On Mar. 2, Southern Ontario Lyric Opera produced a fully staged production of Don Giovanni. Under the artistic direction of maestro Sabatino Vacca, this relatively new company’s mandate is to promote “the magnificent world of operatic entertainment across Southern Ontario.” It has been exciting to watch SOLO operas develop from stand and sing, concert-form productions to more complex, fully staged creations.
To produce an effective Don Giovanni is no small feat, but SOLO managed to do this while maintaining the artistic integrity and genius of Mozart’s compelling drama/comedy. Maestro Vacca conducted the score with sensitivity and panache. From the first crashing D minor chord of the overture to the final scene’s complex ensemble, one had no doubt that Vacca was in sync with his players and his singers. The orchestra continues to improve under Vacca’s inspired leadership.

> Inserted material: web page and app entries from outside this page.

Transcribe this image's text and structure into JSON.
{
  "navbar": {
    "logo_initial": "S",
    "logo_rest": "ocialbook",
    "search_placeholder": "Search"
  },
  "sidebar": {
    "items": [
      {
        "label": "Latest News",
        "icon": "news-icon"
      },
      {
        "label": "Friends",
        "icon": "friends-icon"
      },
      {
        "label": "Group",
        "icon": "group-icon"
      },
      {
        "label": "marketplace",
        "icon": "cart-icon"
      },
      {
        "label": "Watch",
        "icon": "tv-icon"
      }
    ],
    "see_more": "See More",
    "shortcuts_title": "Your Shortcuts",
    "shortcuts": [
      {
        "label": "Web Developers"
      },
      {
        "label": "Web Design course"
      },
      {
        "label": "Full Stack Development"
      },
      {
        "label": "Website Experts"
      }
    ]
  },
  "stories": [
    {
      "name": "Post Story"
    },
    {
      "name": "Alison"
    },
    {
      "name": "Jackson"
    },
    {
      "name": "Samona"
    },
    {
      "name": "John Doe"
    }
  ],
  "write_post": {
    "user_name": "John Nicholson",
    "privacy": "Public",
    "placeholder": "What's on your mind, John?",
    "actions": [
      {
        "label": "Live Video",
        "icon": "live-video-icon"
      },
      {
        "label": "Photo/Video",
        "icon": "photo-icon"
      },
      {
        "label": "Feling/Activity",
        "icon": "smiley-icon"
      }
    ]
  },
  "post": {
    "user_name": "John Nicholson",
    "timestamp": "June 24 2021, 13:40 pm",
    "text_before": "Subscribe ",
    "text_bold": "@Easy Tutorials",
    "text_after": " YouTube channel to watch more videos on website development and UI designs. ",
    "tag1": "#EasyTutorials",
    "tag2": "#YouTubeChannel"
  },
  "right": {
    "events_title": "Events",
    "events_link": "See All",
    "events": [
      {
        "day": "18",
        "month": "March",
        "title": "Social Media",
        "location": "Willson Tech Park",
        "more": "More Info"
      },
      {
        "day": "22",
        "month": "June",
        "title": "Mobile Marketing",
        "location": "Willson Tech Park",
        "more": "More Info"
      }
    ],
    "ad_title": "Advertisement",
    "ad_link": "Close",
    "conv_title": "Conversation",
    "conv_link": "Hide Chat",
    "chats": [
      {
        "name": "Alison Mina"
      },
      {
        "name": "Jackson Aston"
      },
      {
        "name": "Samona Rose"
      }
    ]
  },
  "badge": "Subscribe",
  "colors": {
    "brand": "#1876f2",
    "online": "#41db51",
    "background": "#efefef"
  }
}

The very nature of a regional opera company makes for an interesting variation in voices—from local artists at the beginning of their careers to seasoned professionals. John Holland (Leporello) was a fine actor and an excellent foil for Christopher Dunham’s lascivious Don. Holland was at his strongest when singing in ensemble numbers, and was particularly effective in the final death scene’s trio. Sara Papini was a physically beautiful and vocally impressive Donna Anna whose voice embraced both the drama and the vocal gymnastics that this difficult role requires. Susan Elizabeth Brown captured the pathos and comedy of Donna Elvira and her “Ah, che mi dice mai” was met with prolonged applause. Julie Ludwig made a lovely Zerlina, embodying the innocence of the role with her beguiling “Batti, batti, o bel Masetto.” Adam Sperry (Don Ottavio) and Ryan Hoffman (Masetto) were strong ensemble singers and were particularly impressive in the opera’s finale.
But the evening belonged to two singers—Dunham as the Don himself and Kyle Lehmann as the Commendatore. Watching Dunham’s stunning performance, it was hard to believe this was his first time playing the titular role—he was the embodiment of Mozart’s narcissistic seducer. Whether lasciviously licking his fingers after eating, leaning on a table ogling women, or reacting disdainfully to the ‘stone guest,’ Dunham held the audience’s rapt attention. From the dulcet tones of “Là ci darem la mano” to the explosive “Finch’han dal vino,” Dunham’s powerful and expressive voice easily handled the full range the role demanded.
Lehmann was a chilling Commendatore, leaving the audience wanting to hear more of his rich baritone voice. Don Giovanni’s death scene was superbly acted and beautifully sung by both Lehmann and Dunham. Given the sparse staging and the minimalistic lighting, the two singers were remarkable in their ability to make the supernatural scene believable and terrifying.
The SOLO chorus was in fine form and director Vincent Thomas was skilled in his management of crowd scenes and eliciting individual characterizations from chorus members. His fight scenes were particularly effective. Gabe Garziano’s sets were serviceable and were enhanced by Chris Humphries creative use of projections. Where regional companies often fall short of the mark is with the costuming. The chorus members were dressed in a mish mash of outfits, making one wonder in which era the opera was set. The leads’ outfits were equally confusing; Zerlina looked like she was dressed for a ’50s sock hop, while her fiancée Masetto’s costume was straight out of the 18th century. Every character onstage counts and the audience’s ability to discern anachronistic elements should never be underestimated.
Opera is a complex and expensive art form. Vacca and his SOLO team have been wise in their step by step approach to ramp up production values. They should be commended for bringing opera to Southern Ontario while also showcasing the talents of emerging and more experienced artists for regional audiences.
All photos: John Martens